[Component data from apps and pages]

········

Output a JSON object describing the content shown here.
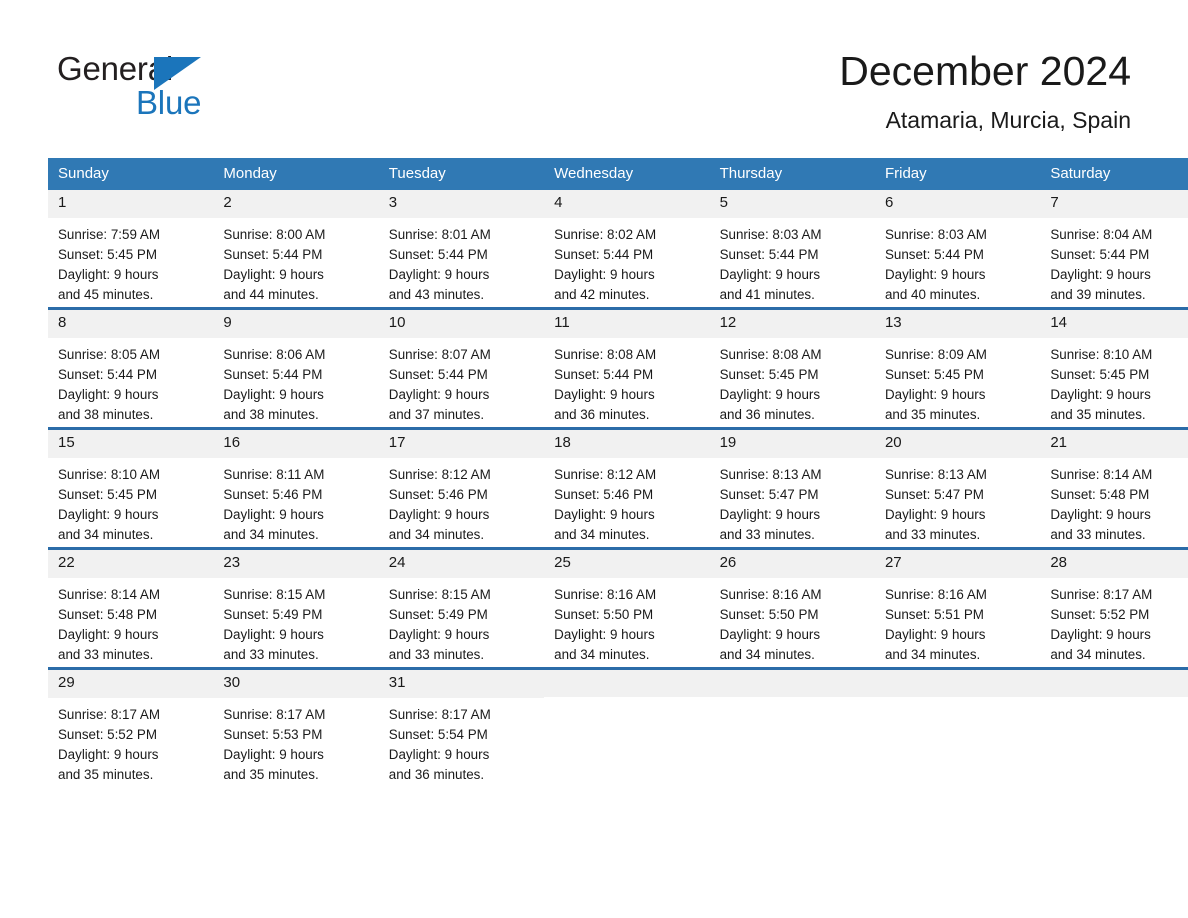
{
  "brand": {
    "line1": "General",
    "line2": "Blue",
    "flag_color": "#1b75bb"
  },
  "header": {
    "title": "December 2024",
    "subtitle": "Atamaria, Murcia, Spain"
  },
  "theme": {
    "header_blue": "#3079b4",
    "rule_blue": "#2b6ca8",
    "daynum_bg": "#f1f1f1",
    "text": "#1a1a1a"
  },
  "weekday_headers": [
    "Sunday",
    "Monday",
    "Tuesday",
    "Wednesday",
    "Thursday",
    "Friday",
    "Saturday"
  ],
  "weeks": [
    [
      {
        "day": "1",
        "sunrise": "Sunrise: 7:59 AM",
        "sunset": "Sunset: 5:45 PM",
        "daylight1": "Daylight: 9 hours",
        "daylight2": "and 45 minutes."
      },
      {
        "day": "2",
        "sunrise": "Sunrise: 8:00 AM",
        "sunset": "Sunset: 5:44 PM",
        "daylight1": "Daylight: 9 hours",
        "daylight2": "and 44 minutes."
      },
      {
        "day": "3",
        "sunrise": "Sunrise: 8:01 AM",
        "sunset": "Sunset: 5:44 PM",
        "daylight1": "Daylight: 9 hours",
        "daylight2": "and 43 minutes."
      },
      {
        "day": "4",
        "sunrise": "Sunrise: 8:02 AM",
        "sunset": "Sunset: 5:44 PM",
        "daylight1": "Daylight: 9 hours",
        "daylight2": "and 42 minutes."
      },
      {
        "day": "5",
        "sunrise": "Sunrise: 8:03 AM",
        "sunset": "Sunset: 5:44 PM",
        "daylight1": "Daylight: 9 hours",
        "daylight2": "and 41 minutes."
      },
      {
        "day": "6",
        "sunrise": "Sunrise: 8:03 AM",
        "sunset": "Sunset: 5:44 PM",
        "daylight1": "Daylight: 9 hours",
        "daylight2": "and 40 minutes."
      },
      {
        "day": "7",
        "sunrise": "Sunrise: 8:04 AM",
        "sunset": "Sunset: 5:44 PM",
        "daylight1": "Daylight: 9 hours",
        "daylight2": "and 39 minutes."
      }
    ],
    [
      {
        "day": "8",
        "sunrise": "Sunrise: 8:05 AM",
        "sunset": "Sunset: 5:44 PM",
        "daylight1": "Daylight: 9 hours",
        "daylight2": "and 38 minutes."
      },
      {
        "day": "9",
        "sunrise": "Sunrise: 8:06 AM",
        "sunset": "Sunset: 5:44 PM",
        "daylight1": "Daylight: 9 hours",
        "daylight2": "and 38 minutes."
      },
      {
        "day": "10",
        "sunrise": "Sunrise: 8:07 AM",
        "sunset": "Sunset: 5:44 PM",
        "daylight1": "Daylight: 9 hours",
        "daylight2": "and 37 minutes."
      },
      {
        "day": "11",
        "sunrise": "Sunrise: 8:08 AM",
        "sunset": "Sunset: 5:44 PM",
        "daylight1": "Daylight: 9 hours",
        "daylight2": "and 36 minutes."
      },
      {
        "day": "12",
        "sunrise": "Sunrise: 8:08 AM",
        "sunset": "Sunset: 5:45 PM",
        "daylight1": "Daylight: 9 hours",
        "daylight2": "and 36 minutes."
      },
      {
        "day": "13",
        "sunrise": "Sunrise: 8:09 AM",
        "sunset": "Sunset: 5:45 PM",
        "daylight1": "Daylight: 9 hours",
        "daylight2": "and 35 minutes."
      },
      {
        "day": "14",
        "sunrise": "Sunrise: 8:10 AM",
        "sunset": "Sunset: 5:45 PM",
        "daylight1": "Daylight: 9 hours",
        "daylight2": "and 35 minutes."
      }
    ],
    [
      {
        "day": "15",
        "sunrise": "Sunrise: 8:10 AM",
        "sunset": "Sunset: 5:45 PM",
        "daylight1": "Daylight: 9 hours",
        "daylight2": "and 34 minutes."
      },
      {
        "day": "16",
        "sunrise": "Sunrise: 8:11 AM",
        "sunset": "Sunset: 5:46 PM",
        "daylight1": "Daylight: 9 hours",
        "daylight2": "and 34 minutes."
      },
      {
        "day": "17",
        "sunrise": "Sunrise: 8:12 AM",
        "sunset": "Sunset: 5:46 PM",
        "daylight1": "Daylight: 9 hours",
        "daylight2": "and 34 minutes."
      },
      {
        "day": "18",
        "sunrise": "Sunrise: 8:12 AM",
        "sunset": "Sunset: 5:46 PM",
        "daylight1": "Daylight: 9 hours",
        "daylight2": "and 34 minutes."
      },
      {
        "day": "19",
        "sunrise": "Sunrise: 8:13 AM",
        "sunset": "Sunset: 5:47 PM",
        "daylight1": "Daylight: 9 hours",
        "daylight2": "and 33 minutes."
      },
      {
        "day": "20",
        "sunrise": "Sunrise: 8:13 AM",
        "sunset": "Sunset: 5:47 PM",
        "daylight1": "Daylight: 9 hours",
        "daylight2": "and 33 minutes."
      },
      {
        "day": "21",
        "sunrise": "Sunrise: 8:14 AM",
        "sunset": "Sunset: 5:48 PM",
        "daylight1": "Daylight: 9 hours",
        "daylight2": "and 33 minutes."
      }
    ],
    [
      {
        "day": "22",
        "sunrise": "Sunrise: 8:14 AM",
        "sunset": "Sunset: 5:48 PM",
        "daylight1": "Daylight: 9 hours",
        "daylight2": "and 33 minutes."
      },
      {
        "day": "23",
        "sunrise": "Sunrise: 8:15 AM",
        "sunset": "Sunset: 5:49 PM",
        "daylight1": "Daylight: 9 hours",
        "daylight2": "and 33 minutes."
      },
      {
        "day": "24",
        "sunrise": "Sunrise: 8:15 AM",
        "sunset": "Sunset: 5:49 PM",
        "daylight1": "Daylight: 9 hours",
        "daylight2": "and 33 minutes."
      },
      {
        "day": "25",
        "sunrise": "Sunrise: 8:16 AM",
        "sunset": "Sunset: 5:50 PM",
        "daylight1": "Daylight: 9 hours",
        "daylight2": "and 34 minutes."
      },
      {
        "day": "26",
        "sunrise": "Sunrise: 8:16 AM",
        "sunset": "Sunset: 5:50 PM",
        "daylight1": "Daylight: 9 hours",
        "daylight2": "and 34 minutes."
      },
      {
        "day": "27",
        "sunrise": "Sunrise: 8:16 AM",
        "sunset": "Sunset: 5:51 PM",
        "daylight1": "Daylight: 9 hours",
        "daylight2": "and 34 minutes."
      },
      {
        "day": "28",
        "sunrise": "Sunrise: 8:17 AM",
        "sunset": "Sunset: 5:52 PM",
        "daylight1": "Daylight: 9 hours",
        "daylight2": "and 34 minutes."
      }
    ],
    [
      {
        "day": "29",
        "sunrise": "Sunrise: 8:17 AM",
        "sunset": "Sunset: 5:52 PM",
        "daylight1": "Daylight: 9 hours",
        "daylight2": "and 35 minutes."
      },
      {
        "day": "30",
        "sunrise": "Sunrise: 8:17 AM",
        "sunset": "Sunset: 5:53 PM",
        "daylight1": "Daylight: 9 hours",
        "daylight2": "and 35 minutes."
      },
      {
        "day": "31",
        "sunrise": "Sunrise: 8:17 AM",
        "sunset": "Sunset: 5:54 PM",
        "daylight1": "Daylight: 9 hours",
        "daylight2": "and 36 minutes."
      },
      {
        "day": "",
        "sunrise": "",
        "sunset": "",
        "daylight1": "",
        "daylight2": ""
      },
      {
        "day": "",
        "sunrise": "",
        "sunset": "",
        "daylight1": "",
        "daylight2": ""
      },
      {
        "day": "",
        "sunrise": "",
        "sunset": "",
        "daylight1": "",
        "daylight2": ""
      },
      {
        "day": "",
        "sunrise": "",
        "sunset": "",
        "daylight1": "",
        "daylight2": ""
      }
    ]
  ]
}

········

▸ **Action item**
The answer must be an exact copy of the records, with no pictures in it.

▸ **Your solution**
Output a JSON object describing the content shown here.
{
  "brand": {
    "line1": "General",
    "line2": "Blue",
    "flag_color": "#1b75bb"
  },
  "header": {
    "title": "December 2024",
    "subtitle": "Atamaria, Murcia, Spain"
  },
  "theme": {
    "header_blue": "#3079b4",
    "rule_blue": "#2b6ca8",
    "daynum_bg": "#f1f1f1",
    "text": "#1a1a1a"
  },
  "weekday_headers": [
    "Sunday",
    "Monday",
    "Tuesday",
    "Wednesday",
    "Thursday",
    "Friday",
    "Saturday"
  ],
  "weeks": [
    [
      {
        "day": "1",
        "sunrise": "Sunrise: 7:59 AM",
        "sunset": "Sunset: 5:45 PM",
        "daylight1": "Daylight: 9 hours",
        "daylight2": "and 45 minutes."
      },
      {
        "day": "2",
        "sunrise": "Sunrise: 8:00 AM",
        "sunset": "Sunset: 5:44 PM",
        "daylight1": "Daylight: 9 hours",
        "daylight2": "and 44 minutes."
      },
      {
        "day": "3",
        "sunrise": "Sunrise: 8:01 AM",
        "sunset": "Sunset: 5:44 PM",
        "daylight1": "Daylight: 9 hours",
        "daylight2": "and 43 minutes."
      },
      {
        "day": "4",
        "sunrise": "Sunrise: 8:02 AM",
        "sunset": "Sunset: 5:44 PM",
        "daylight1": "Daylight: 9 hours",
        "daylight2": "and 42 minutes."
      },
      {
        "day": "5",
        "sunrise": "Sunrise: 8:03 AM",
        "sunset": "Sunset: 5:44 PM",
        "daylight1": "Daylight: 9 hours",
        "daylight2": "and 41 minutes."
      },
      {
        "day": "6",
        "sunrise": "Sunrise: 8:03 AM",
        "sunset": "Sunset: 5:44 PM",
        "daylight1": "Daylight: 9 hours",
        "daylight2": "and 40 minutes."
      },
      {
        "day": "7",
        "sunrise": "Sunrise: 8:04 AM",
        "sunset": "Sunset: 5:44 PM",
        "daylight1": "Daylight: 9 hours",
        "daylight2": "and 39 minutes."
      }
    ],
    [
      {
        "day": "8",
        "sunrise": "Sunrise: 8:05 AM",
        "sunset": "Sunset: 5:44 PM",
        "daylight1": "Daylight: 9 hours",
        "daylight2": "and 38 minutes."
      },
      {
        "day": "9",
        "sunrise": "Sunrise: 8:06 AM",
        "sunset": "Sunset: 5:44 PM",
        "daylight1": "Daylight: 9 hours",
        "daylight2": "and 38 minutes."
      },
      {
        "day": "10",
        "sunrise": "Sunrise: 8:07 AM",
        "sunset": "Sunset: 5:44 PM",
        "daylight1": "Daylight: 9 hours",
        "daylight2": "and 37 minutes."
      },
      {
        "day": "11",
        "sunrise": "Sunrise: 8:08 AM",
        "sunset": "Sunset: 5:44 PM",
        "daylight1": "Daylight: 9 hours",
        "daylight2": "and 36 minutes."
      },
      {
        "day": "12",
        "sunrise": "Sunrise: 8:08 AM",
        "sunset": "Sunset: 5:45 PM",
        "daylight1": "Daylight: 9 hours",
        "daylight2": "and 36 minutes."
      },
      {
        "day": "13",
        "sunrise": "Sunrise: 8:09 AM",
        "sunset": "Sunset: 5:45 PM",
        "daylight1": "Daylight: 9 hours",
        "daylight2": "and 35 minutes."
      },
      {
        "day": "14",
        "sunrise": "Sunrise: 8:10 AM",
        "sunset": "Sunset: 5:45 PM",
        "daylight1": "Daylight: 9 hours",
        "daylight2": "and 35 minutes."
      }
    ],
    [
      {
        "day": "15",
        "sunrise": "Sunrise: 8:10 AM",
        "sunset": "Sunset: 5:45 PM",
        "daylight1": "Daylight: 9 hours",
        "daylight2": "and 34 minutes."
      },
      {
        "day": "16",
        "sunrise": "Sunrise: 8:11 AM",
        "sunset": "Sunset: 5:46 PM",
        "daylight1": "Daylight: 9 hours",
        "daylight2": "and 34 minutes."
      },
      {
        "day": "17",
        "sunrise": "Sunrise: 8:12 AM",
        "sunset": "Sunset: 5:46 PM",
        "daylight1": "Daylight: 9 hours",
        "daylight2": "and 34 minutes."
      },
      {
        "day": "18",
        "sunrise": "Sunrise: 8:12 AM",
        "sunset": "Sunset: 5:46 PM",
        "daylight1": "Daylight: 9 hours",
        "daylight2": "and 34 minutes."
      },
      {
        "day": "19",
        "sunrise": "Sunrise: 8:13 AM",
        "sunset": "Sunset: 5:47 PM",
        "daylight1": "Daylight: 9 hours",
        "daylight2": "and 33 minutes."
      },
      {
        "day": "20",
        "sunrise": "Sunrise: 8:13 AM",
        "sunset": "Sunset: 5:47 PM",
        "daylight1": "Daylight: 9 hours",
        "daylight2": "and 33 minutes."
      },
      {
        "day": "21",
        "sunrise": "Sunrise: 8:14 AM",
        "sunset": "Sunset: 5:48 PM",
        "daylight1": "Daylight: 9 hours",
        "daylight2": "and 33 minutes."
      }
    ],
    [
      {
        "day": "22",
        "sunrise": "Sunrise: 8:14 AM",
        "sunset": "Sunset: 5:48 PM",
        "daylight1": "Daylight: 9 hours",
        "daylight2": "and 33 minutes."
      },
      {
        "day": "23",
        "sunrise": "Sunrise: 8:15 AM",
        "sunset": "Sunset: 5:49 PM",
        "daylight1": "Daylight: 9 hours",
        "daylight2": "and 33 minutes."
      },
      {
        "day": "24",
        "sunrise": "Sunrise: 8:15 AM",
        "sunset": "Sunset: 5:49 PM",
        "daylight1": "Daylight: 9 hours",
        "daylight2": "and 33 minutes."
      },
      {
        "day": "25",
        "sunrise": "Sunrise: 8:16 AM",
        "sunset": "Sunset: 5:50 PM",
        "daylight1": "Daylight: 9 hours",
        "daylight2": "and 34 minutes."
      },
      {
        "day": "26",
        "sunrise": "Sunrise: 8:16 AM",
        "sunset": "Sunset: 5:50 PM",
        "daylight1": "Daylight: 9 hours",
        "daylight2": "and 34 minutes."
      },
      {
        "day": "27",
        "sunrise": "Sunrise: 8:16 AM",
        "sunset": "Sunset: 5:51 PM",
        "daylight1": "Daylight: 9 hours",
        "daylight2": "and 34 minutes."
      },
      {
        "day": "28",
        "sunrise": "Sunrise: 8:17 AM",
        "sunset": "Sunset: 5:52 PM",
        "daylight1": "Daylight: 9 hours",
        "daylight2": "and 34 minutes."
      }
    ],
    [
      {
        "day": "29",
        "sunrise": "Sunrise: 8:17 AM",
        "sunset": "Sunset: 5:52 PM",
        "daylight1": "Daylight: 9 hours",
        "daylight2": "and 35 minutes."
      },
      {
        "day": "30",
        "sunrise": "Sunrise: 8:17 AM",
        "sunset": "Sunset: 5:53 PM",
        "daylight1": "Daylight: 9 hours",
        "daylight2": "and 35 minutes."
      },
      {
        "day": "31",
        "sunrise": "Sunrise: 8:17 AM",
        "sunset": "Sunset: 5:54 PM",
        "daylight1": "Daylight: 9 hours",
        "daylight2": "and 36 minutes."
      },
      {
        "day": "",
        "sunrise": "",
        "sunset": "",
        "daylight1": "",
        "daylight2": ""
      },
      {
        "day": "",
        "sunrise": "",
        "sunset": "",
        "daylight1": "",
        "daylight2": ""
      },
      {
        "day": "",
        "sunrise": "",
        "sunset": "",
        "daylight1": "",
        "daylight2": ""
      },
      {
        "day": "",
        "sunrise": "",
        "sunset": "",
        "daylight1": "",
        "daylight2": ""
      }
    ]
  ]
}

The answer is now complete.